**Data for processing:**
=== Begin Enclosure ===
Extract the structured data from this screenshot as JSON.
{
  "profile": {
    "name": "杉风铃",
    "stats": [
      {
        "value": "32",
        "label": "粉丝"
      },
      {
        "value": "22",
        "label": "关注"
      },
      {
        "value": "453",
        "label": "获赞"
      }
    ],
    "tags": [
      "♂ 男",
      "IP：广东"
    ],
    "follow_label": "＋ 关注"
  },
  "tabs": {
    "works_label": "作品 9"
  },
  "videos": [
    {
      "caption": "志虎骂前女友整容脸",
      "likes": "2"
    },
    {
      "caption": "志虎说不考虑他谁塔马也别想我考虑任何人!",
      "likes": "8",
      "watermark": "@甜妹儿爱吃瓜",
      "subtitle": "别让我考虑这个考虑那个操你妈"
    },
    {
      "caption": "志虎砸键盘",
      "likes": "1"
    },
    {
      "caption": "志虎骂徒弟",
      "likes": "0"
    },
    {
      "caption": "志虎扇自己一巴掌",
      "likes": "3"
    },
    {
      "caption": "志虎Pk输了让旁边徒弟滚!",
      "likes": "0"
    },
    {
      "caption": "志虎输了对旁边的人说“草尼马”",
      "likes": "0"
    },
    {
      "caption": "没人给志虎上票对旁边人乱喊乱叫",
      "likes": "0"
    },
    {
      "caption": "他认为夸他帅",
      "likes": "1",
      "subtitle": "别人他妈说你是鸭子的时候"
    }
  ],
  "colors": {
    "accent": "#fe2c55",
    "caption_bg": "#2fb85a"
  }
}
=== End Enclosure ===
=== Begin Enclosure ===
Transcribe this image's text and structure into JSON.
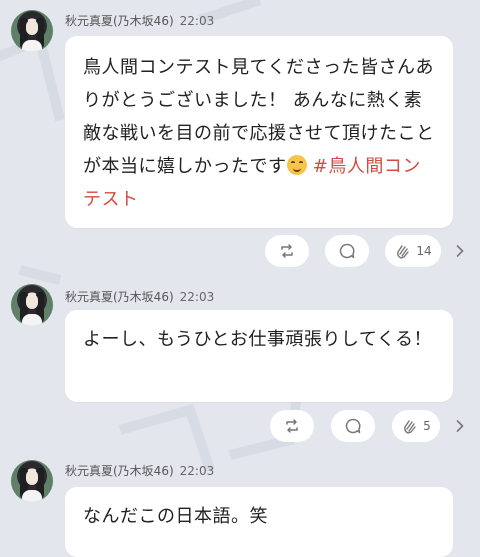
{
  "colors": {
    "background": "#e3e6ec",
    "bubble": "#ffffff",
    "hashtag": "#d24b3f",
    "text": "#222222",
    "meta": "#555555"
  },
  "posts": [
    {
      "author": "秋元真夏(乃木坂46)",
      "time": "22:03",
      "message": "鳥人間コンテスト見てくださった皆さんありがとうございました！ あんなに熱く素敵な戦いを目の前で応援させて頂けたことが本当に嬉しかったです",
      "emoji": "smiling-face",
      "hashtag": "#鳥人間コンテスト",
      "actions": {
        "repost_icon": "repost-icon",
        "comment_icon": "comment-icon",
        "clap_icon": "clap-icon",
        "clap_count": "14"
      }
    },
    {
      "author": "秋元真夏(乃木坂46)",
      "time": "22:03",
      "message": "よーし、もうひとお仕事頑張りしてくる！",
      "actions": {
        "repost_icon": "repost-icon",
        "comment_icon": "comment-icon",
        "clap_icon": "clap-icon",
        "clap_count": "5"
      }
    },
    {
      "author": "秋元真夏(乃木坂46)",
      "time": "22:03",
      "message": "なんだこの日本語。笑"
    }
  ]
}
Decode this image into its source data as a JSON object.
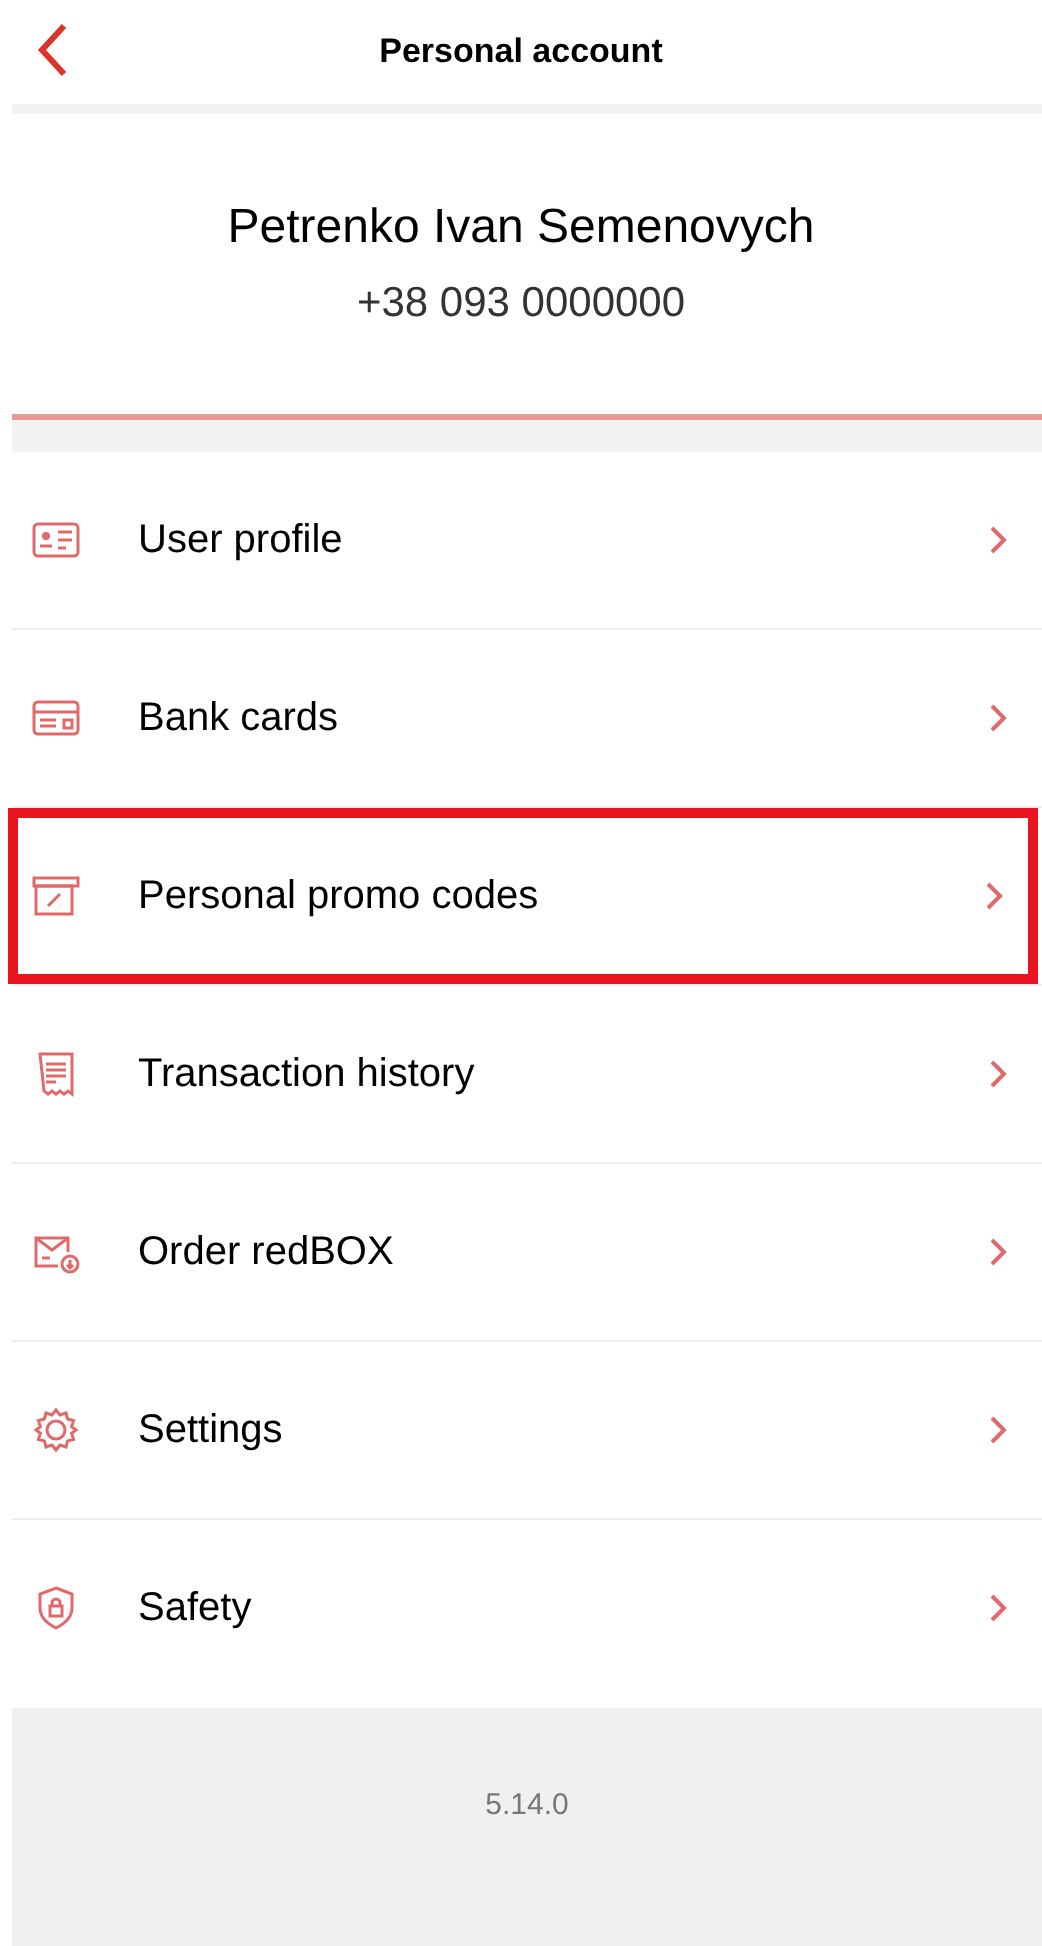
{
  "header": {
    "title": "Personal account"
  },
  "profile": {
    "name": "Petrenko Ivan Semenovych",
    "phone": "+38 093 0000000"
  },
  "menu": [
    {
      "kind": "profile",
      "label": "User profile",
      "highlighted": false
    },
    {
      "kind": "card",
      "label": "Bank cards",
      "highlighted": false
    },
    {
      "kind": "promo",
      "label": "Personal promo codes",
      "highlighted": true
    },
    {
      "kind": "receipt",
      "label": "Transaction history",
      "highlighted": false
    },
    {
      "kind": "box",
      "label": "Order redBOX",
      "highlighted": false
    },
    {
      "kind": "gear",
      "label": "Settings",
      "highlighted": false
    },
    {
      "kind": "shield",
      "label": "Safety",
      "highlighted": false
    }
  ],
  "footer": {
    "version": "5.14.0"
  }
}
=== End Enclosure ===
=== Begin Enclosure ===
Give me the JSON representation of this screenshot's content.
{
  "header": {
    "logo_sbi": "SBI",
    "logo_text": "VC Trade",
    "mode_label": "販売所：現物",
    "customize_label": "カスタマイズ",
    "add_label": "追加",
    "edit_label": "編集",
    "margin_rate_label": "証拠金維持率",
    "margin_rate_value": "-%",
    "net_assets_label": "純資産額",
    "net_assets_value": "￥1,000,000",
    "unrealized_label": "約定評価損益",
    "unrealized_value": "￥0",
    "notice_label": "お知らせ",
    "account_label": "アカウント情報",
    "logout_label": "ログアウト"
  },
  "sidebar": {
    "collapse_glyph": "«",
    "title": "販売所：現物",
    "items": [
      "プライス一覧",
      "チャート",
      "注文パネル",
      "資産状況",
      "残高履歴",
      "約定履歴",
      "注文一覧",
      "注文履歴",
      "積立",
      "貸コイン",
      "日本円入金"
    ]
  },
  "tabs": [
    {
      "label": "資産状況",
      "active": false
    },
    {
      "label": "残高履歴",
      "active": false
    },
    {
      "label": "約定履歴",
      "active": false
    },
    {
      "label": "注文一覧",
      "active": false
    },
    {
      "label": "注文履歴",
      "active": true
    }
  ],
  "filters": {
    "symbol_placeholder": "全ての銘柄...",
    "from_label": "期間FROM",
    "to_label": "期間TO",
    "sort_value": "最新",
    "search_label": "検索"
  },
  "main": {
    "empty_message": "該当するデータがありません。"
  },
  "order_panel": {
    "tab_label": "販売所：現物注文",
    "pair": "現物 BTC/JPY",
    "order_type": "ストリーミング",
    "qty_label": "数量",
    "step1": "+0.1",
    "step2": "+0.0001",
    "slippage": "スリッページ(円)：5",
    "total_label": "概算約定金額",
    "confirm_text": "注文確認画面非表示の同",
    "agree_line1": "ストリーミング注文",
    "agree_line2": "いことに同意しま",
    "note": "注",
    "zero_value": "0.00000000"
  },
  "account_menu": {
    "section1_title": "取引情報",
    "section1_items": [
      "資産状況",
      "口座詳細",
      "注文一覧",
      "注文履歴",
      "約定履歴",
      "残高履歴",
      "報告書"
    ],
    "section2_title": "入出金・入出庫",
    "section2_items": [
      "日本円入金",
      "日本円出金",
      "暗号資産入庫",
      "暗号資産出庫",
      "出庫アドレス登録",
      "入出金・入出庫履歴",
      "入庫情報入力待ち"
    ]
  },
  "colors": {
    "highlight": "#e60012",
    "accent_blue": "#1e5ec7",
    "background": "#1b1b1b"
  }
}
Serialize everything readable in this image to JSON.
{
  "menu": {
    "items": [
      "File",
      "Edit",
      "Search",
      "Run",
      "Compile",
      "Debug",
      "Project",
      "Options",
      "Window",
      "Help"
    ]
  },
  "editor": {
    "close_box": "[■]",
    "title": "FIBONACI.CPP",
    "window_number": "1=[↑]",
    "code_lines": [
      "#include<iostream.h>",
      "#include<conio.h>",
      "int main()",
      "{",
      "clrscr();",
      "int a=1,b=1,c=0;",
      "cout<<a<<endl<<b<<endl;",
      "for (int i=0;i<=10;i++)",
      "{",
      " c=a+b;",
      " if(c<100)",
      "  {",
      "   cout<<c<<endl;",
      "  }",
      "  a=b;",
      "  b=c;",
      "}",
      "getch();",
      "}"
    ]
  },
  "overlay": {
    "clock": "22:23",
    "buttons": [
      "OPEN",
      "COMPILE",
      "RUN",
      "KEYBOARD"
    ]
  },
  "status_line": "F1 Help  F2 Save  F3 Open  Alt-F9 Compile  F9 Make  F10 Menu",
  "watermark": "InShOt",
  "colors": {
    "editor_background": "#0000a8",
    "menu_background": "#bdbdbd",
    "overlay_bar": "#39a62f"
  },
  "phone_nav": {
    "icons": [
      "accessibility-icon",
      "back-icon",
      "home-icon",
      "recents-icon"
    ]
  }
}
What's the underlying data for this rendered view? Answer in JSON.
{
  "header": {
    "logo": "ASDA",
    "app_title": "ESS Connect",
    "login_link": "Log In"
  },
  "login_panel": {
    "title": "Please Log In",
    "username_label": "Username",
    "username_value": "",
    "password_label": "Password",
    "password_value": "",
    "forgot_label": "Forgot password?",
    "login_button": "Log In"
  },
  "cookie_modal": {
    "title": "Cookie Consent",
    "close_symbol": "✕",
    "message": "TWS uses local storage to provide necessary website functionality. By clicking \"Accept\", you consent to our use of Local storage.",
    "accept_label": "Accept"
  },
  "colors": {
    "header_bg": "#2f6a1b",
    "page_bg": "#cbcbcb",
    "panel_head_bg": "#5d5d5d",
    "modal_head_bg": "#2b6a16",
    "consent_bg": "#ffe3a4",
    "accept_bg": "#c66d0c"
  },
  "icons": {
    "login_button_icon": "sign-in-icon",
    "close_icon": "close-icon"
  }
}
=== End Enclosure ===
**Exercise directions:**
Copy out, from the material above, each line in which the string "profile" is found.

**Task result:**
  "profile": {
  "profile": {
      "kind": "profile",
      "label": "User profile",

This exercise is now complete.